long-term health issues. But when seniors contract sepsis, it’s far more likely that it will result in their death. In a shocking new analysis by Definitive Healthcare, sepsis is now the top reason nursing home residents are transferred to hospitals – and the death toll from these cases is much higher than that seen in hospitalizations for other conditions.
Sepsis is one of the most common indicators of nursing home abuse and neglect, as it directly correlates to the standard of care in these facilities.
At Brown & Barron, LLC, we represent clients who have suffered nursing home neglect at the hands of negligent care professionals and administrators. In this post, we’ll review the recent report, and what it could mean for nursing home residents in Maryland.
Sepsis Infections Startlingly Common in Nursing Homes
Sepsis mortality rates are already quite high for the population as a whole: The CDC estimates that 1 in 3 patients who die in hospital also have sepsis, and that more than 250,000 Americans each year will die from this disorder. However, for senior citizens who already face an array of health issues and attacks on their weakened immune systems, the effects of sepsis are even more catastrophic. According to the Definitive Healthcare analysis, more than 25,000 nursing home residents across the country suffer from sepsis each year, and it costs Medicare more than $2 billion each year to treat these
In nursing homes, sepsis can be caused by any of the following:
- Unsanitary living conditions
- Unsanitary equipment
- Poor personal hygiene
- Infected bed sores
- Poorly maintained or broken catheters
- Pressure ulcers
- Urinary tract infections
Why are sepsis mortality rates so high for nursing home residents? The answer to that question is complex, but most experts believe the primary reason behind high sepsis rates in nursing homes has to do with chronically low staffing levels. Another analysis performed by Kaiser Health News discovered that nursing homes frequently exaggerated staffing levels when reporting their payroll records to the government, until the Affordable Care Act of 2010 required Medicare to independently collect their own data. After this data was analyzed, it was discovered that most nursing homes barely meet the minimum requirements for daily visits resident, and that many fall seriously short of the standard.

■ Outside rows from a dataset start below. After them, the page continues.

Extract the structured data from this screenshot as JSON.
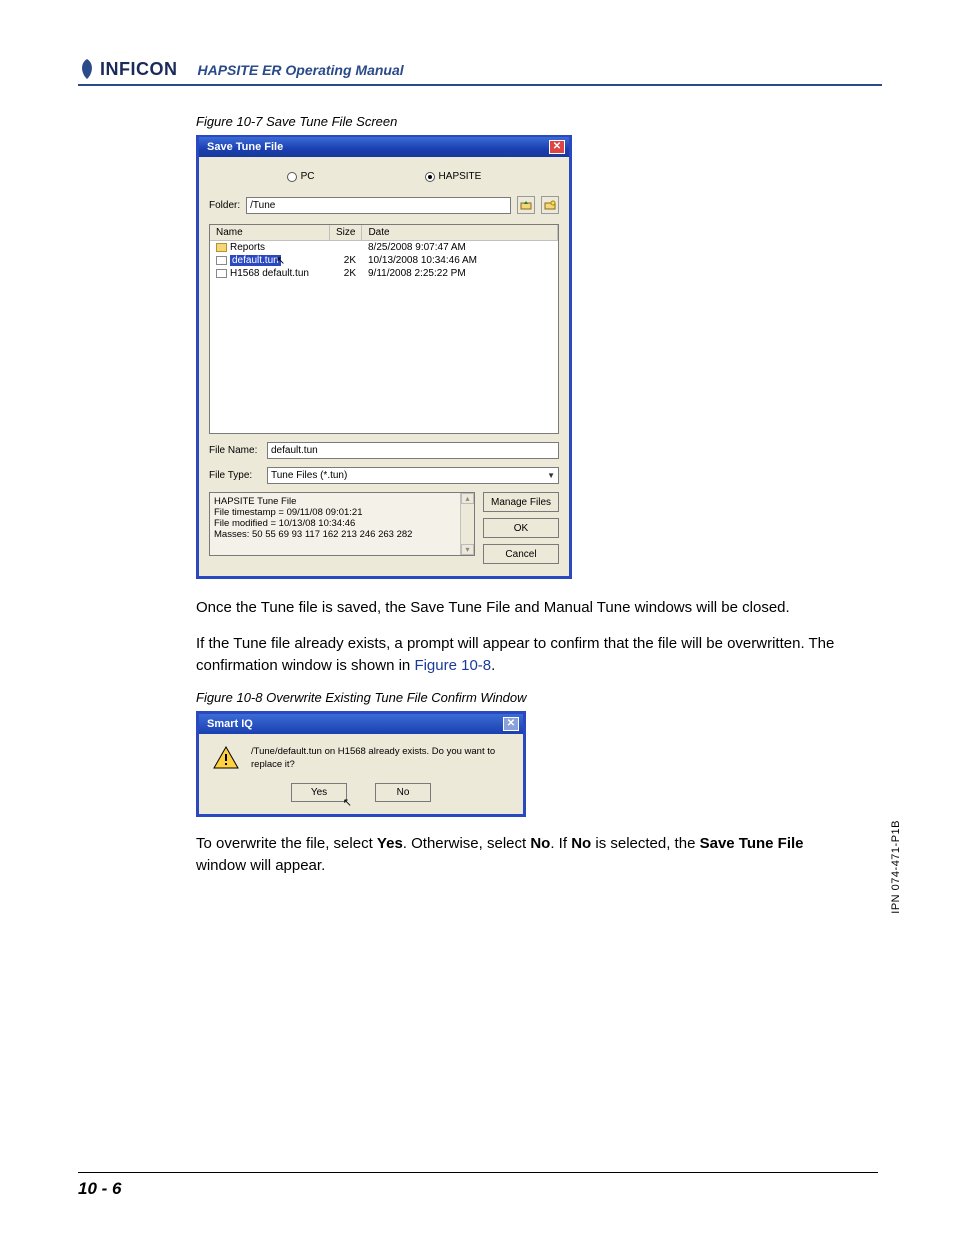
{
  "header": {
    "brand": "INFICON",
    "manual_title": "HAPSITE ER Operating Manual"
  },
  "figure1": {
    "caption": "Figure 10-7  Save Tune File Screen",
    "dialog": {
      "title": "Save Tune File",
      "radio_pc": "PC",
      "radio_hapsite": "HAPSITE",
      "folder_label": "Folder:",
      "folder_value": "/Tune",
      "columns": {
        "name": "Name",
        "size": "Size",
        "date": "Date"
      },
      "rows": [
        {
          "name": "Reports",
          "size": "",
          "date": "8/25/2008 9:07:47 AM",
          "type": "folder"
        },
        {
          "name": "default.tun",
          "size": "2K",
          "date": "10/13/2008 10:34:46 AM",
          "type": "file",
          "selected": true
        },
        {
          "name": "H1568 default.tun",
          "size": "2K",
          "date": "9/11/2008 2:25:22 PM",
          "type": "file"
        }
      ],
      "file_name_label": "File Name:",
      "file_name_value": "default.tun",
      "file_type_label": "File Type:",
      "file_type_value": "Tune Files (*.tun)",
      "info_lines": [
        "HAPSITE Tune File",
        "File timestamp = 09/11/08 09:01:21",
        "File modified = 10/13/08 10:34:46",
        "Masses: 50 55 69 93 117 162 213 246 263 282"
      ],
      "buttons": {
        "manage": "Manage Files",
        "ok": "OK",
        "cancel": "Cancel"
      }
    }
  },
  "para1": "Once the Tune file is saved, the Save Tune File and Manual Tune windows will be closed.",
  "para2_a": "If the Tune file already exists, a prompt will appear to confirm that the file will be overwritten. The confirmation window is shown in ",
  "para2_link": "Figure 10-8",
  "para2_b": ".",
  "figure2": {
    "caption": "Figure 10-8  Overwrite Existing Tune File Confirm Window",
    "dialog": {
      "title": "Smart IQ",
      "message": "/Tune/default.tun on H1568 already exists. Do you want to replace it?",
      "yes": "Yes",
      "no": "No"
    }
  },
  "para3_a": "To overwrite the file, select ",
  "para3_b": "Yes",
  "para3_c": ". Otherwise, select ",
  "para3_d": "No",
  "para3_e": ". If ",
  "para3_f": "No",
  "para3_g": " is selected, the ",
  "para3_h": "Save Tune File",
  "para3_i": " window will appear.",
  "page_number": "10 - 6",
  "side_ipn": "IPN 074-471-P1B"
}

Meeting the Standard of Care in Nursing Homes
Although the reasons for sepsis in nursing homes can vary, there is a strong connection between facilities that fail to meet the standard of care, and an increase in fatal sepsis events. Even when dealing with low staffing levels, nursing homes have a responsibility to care for their residents, and to prevent relatively minor health issues like bed sores from turning septic.

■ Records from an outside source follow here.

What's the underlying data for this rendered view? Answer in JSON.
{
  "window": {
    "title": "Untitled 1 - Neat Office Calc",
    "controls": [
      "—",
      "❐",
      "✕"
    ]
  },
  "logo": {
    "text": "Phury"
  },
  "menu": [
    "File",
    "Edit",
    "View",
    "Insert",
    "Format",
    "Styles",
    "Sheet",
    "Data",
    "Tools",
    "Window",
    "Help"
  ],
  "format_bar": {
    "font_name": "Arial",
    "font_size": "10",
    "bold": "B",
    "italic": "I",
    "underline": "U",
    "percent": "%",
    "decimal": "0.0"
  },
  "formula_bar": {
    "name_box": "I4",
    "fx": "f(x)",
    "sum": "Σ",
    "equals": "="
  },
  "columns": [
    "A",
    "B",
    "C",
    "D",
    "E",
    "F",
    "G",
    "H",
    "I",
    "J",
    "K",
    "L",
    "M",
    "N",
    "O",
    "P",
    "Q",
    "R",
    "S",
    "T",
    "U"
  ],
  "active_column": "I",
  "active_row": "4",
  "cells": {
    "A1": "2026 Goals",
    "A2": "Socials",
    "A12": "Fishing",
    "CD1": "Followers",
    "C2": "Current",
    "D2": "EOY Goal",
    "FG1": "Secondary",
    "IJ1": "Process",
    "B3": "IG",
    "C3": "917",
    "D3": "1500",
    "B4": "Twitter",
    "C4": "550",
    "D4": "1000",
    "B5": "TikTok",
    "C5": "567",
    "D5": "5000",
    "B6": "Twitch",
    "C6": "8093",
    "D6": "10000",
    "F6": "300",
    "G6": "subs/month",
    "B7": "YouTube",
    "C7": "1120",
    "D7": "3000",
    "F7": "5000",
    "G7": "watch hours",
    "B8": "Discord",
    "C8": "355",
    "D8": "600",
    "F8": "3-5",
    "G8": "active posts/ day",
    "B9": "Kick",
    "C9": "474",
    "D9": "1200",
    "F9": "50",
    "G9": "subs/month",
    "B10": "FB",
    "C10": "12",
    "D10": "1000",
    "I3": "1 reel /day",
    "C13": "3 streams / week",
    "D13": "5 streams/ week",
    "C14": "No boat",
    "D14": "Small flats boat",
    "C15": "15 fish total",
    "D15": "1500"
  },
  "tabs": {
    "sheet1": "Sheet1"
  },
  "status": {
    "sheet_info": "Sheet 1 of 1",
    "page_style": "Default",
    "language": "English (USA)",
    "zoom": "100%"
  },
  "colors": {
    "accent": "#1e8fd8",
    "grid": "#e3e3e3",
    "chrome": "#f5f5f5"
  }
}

If your loved one has been hurt by sepsis while living in a nursing home or residence, you may be able to seek damages for their suffering and hardship. At Brown & Barron, LLC, our Baltimore nursing home abuse & neglect attorneys have experience navigating these cases, and determining who is at fault when sepsis threatens the life of your loved one. We understand that it can be traumatizing to learn that your elderly family member has been neglected or hurt, and we can provide compassionate counsel on your case during this difficult time